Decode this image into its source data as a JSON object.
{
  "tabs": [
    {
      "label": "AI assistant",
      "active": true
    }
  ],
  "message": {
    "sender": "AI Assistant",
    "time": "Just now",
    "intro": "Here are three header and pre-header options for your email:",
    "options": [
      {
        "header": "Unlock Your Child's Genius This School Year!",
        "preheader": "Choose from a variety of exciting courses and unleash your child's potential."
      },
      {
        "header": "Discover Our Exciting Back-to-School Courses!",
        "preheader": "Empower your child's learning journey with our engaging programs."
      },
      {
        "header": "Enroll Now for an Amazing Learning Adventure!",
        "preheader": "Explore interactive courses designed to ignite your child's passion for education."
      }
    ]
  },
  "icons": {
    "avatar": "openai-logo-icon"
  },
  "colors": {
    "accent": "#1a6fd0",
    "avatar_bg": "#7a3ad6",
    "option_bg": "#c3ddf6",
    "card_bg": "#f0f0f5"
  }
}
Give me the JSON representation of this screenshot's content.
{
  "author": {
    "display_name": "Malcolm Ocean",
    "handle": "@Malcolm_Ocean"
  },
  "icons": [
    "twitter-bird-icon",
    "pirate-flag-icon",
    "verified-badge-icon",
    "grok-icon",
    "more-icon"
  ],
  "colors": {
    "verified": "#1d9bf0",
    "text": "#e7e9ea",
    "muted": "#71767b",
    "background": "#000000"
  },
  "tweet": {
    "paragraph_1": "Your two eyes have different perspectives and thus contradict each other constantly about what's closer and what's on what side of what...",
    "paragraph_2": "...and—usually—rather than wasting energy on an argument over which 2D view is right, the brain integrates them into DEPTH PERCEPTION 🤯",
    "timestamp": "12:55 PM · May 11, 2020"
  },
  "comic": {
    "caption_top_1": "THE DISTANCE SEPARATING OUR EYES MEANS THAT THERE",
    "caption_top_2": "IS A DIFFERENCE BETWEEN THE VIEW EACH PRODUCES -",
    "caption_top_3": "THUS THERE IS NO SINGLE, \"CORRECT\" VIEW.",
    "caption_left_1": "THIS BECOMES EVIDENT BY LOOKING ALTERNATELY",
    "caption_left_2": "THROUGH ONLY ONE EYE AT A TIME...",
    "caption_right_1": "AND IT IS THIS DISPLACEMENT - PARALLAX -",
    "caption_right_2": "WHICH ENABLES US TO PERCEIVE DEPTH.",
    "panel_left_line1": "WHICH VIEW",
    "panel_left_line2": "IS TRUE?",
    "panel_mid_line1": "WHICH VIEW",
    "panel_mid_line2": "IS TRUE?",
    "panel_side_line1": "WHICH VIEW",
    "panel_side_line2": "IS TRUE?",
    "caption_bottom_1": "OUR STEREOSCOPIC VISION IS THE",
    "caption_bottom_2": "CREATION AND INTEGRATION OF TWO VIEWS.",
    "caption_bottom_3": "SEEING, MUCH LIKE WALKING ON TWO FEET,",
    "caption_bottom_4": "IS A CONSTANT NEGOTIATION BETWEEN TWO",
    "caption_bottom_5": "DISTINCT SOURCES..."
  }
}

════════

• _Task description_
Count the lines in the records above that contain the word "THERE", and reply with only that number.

• _Written reply_
2